Items from an interface collection
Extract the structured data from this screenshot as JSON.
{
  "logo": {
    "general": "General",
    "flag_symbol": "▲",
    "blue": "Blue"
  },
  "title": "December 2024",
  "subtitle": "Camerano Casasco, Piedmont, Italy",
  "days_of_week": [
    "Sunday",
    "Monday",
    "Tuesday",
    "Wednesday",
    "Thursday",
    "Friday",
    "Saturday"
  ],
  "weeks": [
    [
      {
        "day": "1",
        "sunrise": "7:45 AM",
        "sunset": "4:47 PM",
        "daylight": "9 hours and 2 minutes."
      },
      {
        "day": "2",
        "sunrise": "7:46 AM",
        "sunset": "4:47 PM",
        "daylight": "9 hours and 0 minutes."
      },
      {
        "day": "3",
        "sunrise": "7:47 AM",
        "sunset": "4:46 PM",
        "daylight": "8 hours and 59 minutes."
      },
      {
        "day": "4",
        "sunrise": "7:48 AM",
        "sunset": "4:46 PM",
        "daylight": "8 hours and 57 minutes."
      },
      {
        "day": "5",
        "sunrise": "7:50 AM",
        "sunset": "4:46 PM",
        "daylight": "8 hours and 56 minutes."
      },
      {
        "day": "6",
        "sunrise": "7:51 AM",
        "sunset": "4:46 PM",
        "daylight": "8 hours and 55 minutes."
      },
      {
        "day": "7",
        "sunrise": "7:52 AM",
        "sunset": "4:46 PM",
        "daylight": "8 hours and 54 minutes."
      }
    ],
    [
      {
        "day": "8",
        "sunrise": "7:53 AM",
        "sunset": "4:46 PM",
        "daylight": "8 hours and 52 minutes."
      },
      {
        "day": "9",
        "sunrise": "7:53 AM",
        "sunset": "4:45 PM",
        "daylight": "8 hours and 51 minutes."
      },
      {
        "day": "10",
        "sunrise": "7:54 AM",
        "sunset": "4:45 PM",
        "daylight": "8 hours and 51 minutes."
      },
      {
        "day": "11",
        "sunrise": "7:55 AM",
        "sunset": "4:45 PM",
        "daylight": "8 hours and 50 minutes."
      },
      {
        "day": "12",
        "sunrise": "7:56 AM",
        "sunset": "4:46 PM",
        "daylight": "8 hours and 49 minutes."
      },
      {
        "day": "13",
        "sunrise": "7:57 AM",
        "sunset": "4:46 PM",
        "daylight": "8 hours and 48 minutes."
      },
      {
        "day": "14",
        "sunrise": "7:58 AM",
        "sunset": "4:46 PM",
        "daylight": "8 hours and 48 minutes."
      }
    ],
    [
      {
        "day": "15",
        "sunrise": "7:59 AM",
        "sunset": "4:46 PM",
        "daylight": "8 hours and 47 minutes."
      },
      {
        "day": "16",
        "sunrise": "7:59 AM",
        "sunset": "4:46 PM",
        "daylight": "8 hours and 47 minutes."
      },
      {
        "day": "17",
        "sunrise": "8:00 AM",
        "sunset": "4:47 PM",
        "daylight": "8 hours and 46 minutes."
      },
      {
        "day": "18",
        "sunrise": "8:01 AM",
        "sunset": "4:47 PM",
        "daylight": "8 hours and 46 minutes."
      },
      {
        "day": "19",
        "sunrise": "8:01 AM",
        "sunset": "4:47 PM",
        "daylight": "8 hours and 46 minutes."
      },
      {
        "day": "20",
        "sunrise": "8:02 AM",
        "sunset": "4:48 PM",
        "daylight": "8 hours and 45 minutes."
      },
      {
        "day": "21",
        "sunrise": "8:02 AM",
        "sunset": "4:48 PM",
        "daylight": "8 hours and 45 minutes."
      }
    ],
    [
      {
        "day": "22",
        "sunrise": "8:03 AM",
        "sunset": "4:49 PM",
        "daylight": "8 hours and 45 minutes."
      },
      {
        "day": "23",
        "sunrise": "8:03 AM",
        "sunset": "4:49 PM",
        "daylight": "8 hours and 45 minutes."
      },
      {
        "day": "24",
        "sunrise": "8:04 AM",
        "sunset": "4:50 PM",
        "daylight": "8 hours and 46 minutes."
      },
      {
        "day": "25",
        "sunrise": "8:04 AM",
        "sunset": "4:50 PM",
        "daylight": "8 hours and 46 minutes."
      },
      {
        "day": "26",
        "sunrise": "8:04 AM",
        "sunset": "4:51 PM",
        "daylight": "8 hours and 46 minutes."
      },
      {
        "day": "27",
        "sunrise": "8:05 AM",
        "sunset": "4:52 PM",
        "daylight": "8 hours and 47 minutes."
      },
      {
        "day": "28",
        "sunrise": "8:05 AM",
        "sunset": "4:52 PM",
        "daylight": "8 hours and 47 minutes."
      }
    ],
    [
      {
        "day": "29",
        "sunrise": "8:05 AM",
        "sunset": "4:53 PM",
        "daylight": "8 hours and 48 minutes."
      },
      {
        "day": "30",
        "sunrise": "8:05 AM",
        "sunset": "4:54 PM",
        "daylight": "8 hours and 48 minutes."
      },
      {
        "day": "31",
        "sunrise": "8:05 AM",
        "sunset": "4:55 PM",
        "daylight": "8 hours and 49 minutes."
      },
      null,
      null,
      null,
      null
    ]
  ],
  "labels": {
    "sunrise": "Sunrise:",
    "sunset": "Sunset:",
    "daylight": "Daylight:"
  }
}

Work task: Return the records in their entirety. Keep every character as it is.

Exercise solution:
Extract the structured data from this screenshot as JSON.
{
  "logo": {
    "general": "General",
    "flag_symbol": "▲",
    "blue": "Blue"
  },
  "title": "December 2024",
  "subtitle": "Camerano Casasco, Piedmont, Italy",
  "days_of_week": [
    "Sunday",
    "Monday",
    "Tuesday",
    "Wednesday",
    "Thursday",
    "Friday",
    "Saturday"
  ],
  "weeks": [
    [
      {
        "day": "1",
        "sunrise": "7:45 AM",
        "sunset": "4:47 PM",
        "daylight": "9 hours and 2 minutes."
      },
      {
        "day": "2",
        "sunrise": "7:46 AM",
        "sunset": "4:47 PM",
        "daylight": "9 hours and 0 minutes."
      },
      {
        "day": "3",
        "sunrise": "7:47 AM",
        "sunset": "4:46 PM",
        "daylight": "8 hours and 59 minutes."
      },
      {
        "day": "4",
        "sunrise": "7:48 AM",
        "sunset": "4:46 PM",
        "daylight": "8 hours and 57 minutes."
      },
      {
        "day": "5",
        "sunrise": "7:50 AM",
        "sunset": "4:46 PM",
        "daylight": "8 hours and 56 minutes."
      },
      {
        "day": "6",
        "sunrise": "7:51 AM",
        "sunset": "4:46 PM",
        "daylight": "8 hours and 55 minutes."
      },
      {
        "day": "7",
        "sunrise": "7:52 AM",
        "sunset": "4:46 PM",
        "daylight": "8 hours and 54 minutes."
      }
    ],
    [
      {
        "day": "8",
        "sunrise": "7:53 AM",
        "sunset": "4:46 PM",
        "daylight": "8 hours and 52 minutes."
      },
      {
        "day": "9",
        "sunrise": "7:53 AM",
        "sunset": "4:45 PM",
        "daylight": "8 hours and 51 minutes."
      },
      {
        "day": "10",
        "sunrise": "7:54 AM",
        "sunset": "4:45 PM",
        "daylight": "8 hours and 51 minutes."
      },
      {
        "day": "11",
        "sunrise": "7:55 AM",
        "sunset": "4:45 PM",
        "daylight": "8 hours and 50 minutes."
      },
      {
        "day": "12",
        "sunrise": "7:56 AM",
        "sunset": "4:46 PM",
        "daylight": "8 hours and 49 minutes."
      },
      {
        "day": "13",
        "sunrise": "7:57 AM",
        "sunset": "4:46 PM",
        "daylight": "8 hours and 48 minutes."
      },
      {
        "day": "14",
        "sunrise": "7:58 AM",
        "sunset": "4:46 PM",
        "daylight": "8 hours and 48 minutes."
      }
    ],
    [
      {
        "day": "15",
        "sunrise": "7:59 AM",
        "sunset": "4:46 PM",
        "daylight": "8 hours and 47 minutes."
      },
      {
        "day": "16",
        "sunrise": "7:59 AM",
        "sunset": "4:46 PM",
        "daylight": "8 hours and 47 minutes."
      },
      {
        "day": "17",
        "sunrise": "8:00 AM",
        "sunset": "4:47 PM",
        "daylight": "8 hours and 46 minutes."
      },
      {
        "day": "18",
        "sunrise": "8:01 AM",
        "sunset": "4:47 PM",
        "daylight": "8 hours and 46 minutes."
      },
      {
        "day": "19",
        "sunrise": "8:01 AM",
        "sunset": "4:47 PM",
        "daylight": "8 hours and 46 minutes."
      },
      {
        "day": "20",
        "sunrise": "8:02 AM",
        "sunset": "4:48 PM",
        "daylight": "8 hours and 45 minutes."
      },
      {
        "day": "21",
        "sunrise": "8:02 AM",
        "sunset": "4:48 PM",
        "daylight": "8 hours and 45 minutes."
      }
    ],
    [
      {
        "day": "22",
        "sunrise": "8:03 AM",
        "sunset": "4:49 PM",
        "daylight": "8 hours and 45 minutes."
      },
      {
        "day": "23",
        "sunrise": "8:03 AM",
        "sunset": "4:49 PM",
        "daylight": "8 hours and 45 minutes."
      },
      {
        "day": "24",
        "sunrise": "8:04 AM",
        "sunset": "4:50 PM",
        "daylight": "8 hours and 46 minutes."
      },
      {
        "day": "25",
        "sunrise": "8:04 AM",
        "sunset": "4:50 PM",
        "daylight": "8 hours and 46 minutes."
      },
      {
        "day": "26",
        "sunrise": "8:04 AM",
        "sunset": "4:51 PM",
        "daylight": "8 hours and 46 minutes."
      },
      {
        "day": "27",
        "sunrise": "8:05 AM",
        "sunset": "4:52 PM",
        "daylight": "8 hours and 47 minutes."
      },
      {
        "day": "28",
        "sunrise": "8:05 AM",
        "sunset": "4:52 PM",
        "daylight": "8 hours and 47 minutes."
      }
    ],
    [
      {
        "day": "29",
        "sunrise": "8:05 AM",
        "sunset": "4:53 PM",
        "daylight": "8 hours and 48 minutes."
      },
      {
        "day": "30",
        "sunrise": "8:05 AM",
        "sunset": "4:54 PM",
        "daylight": "8 hours and 48 minutes."
      },
      {
        "day": "31",
        "sunrise": "8:05 AM",
        "sunset": "4:55 PM",
        "daylight": "8 hours and 49 minutes."
      },
      null,
      null,
      null,
      null
    ]
  ],
  "labels": {
    "sunrise": "Sunrise:",
    "sunset": "Sunset:",
    "daylight": "Daylight:"
  }
}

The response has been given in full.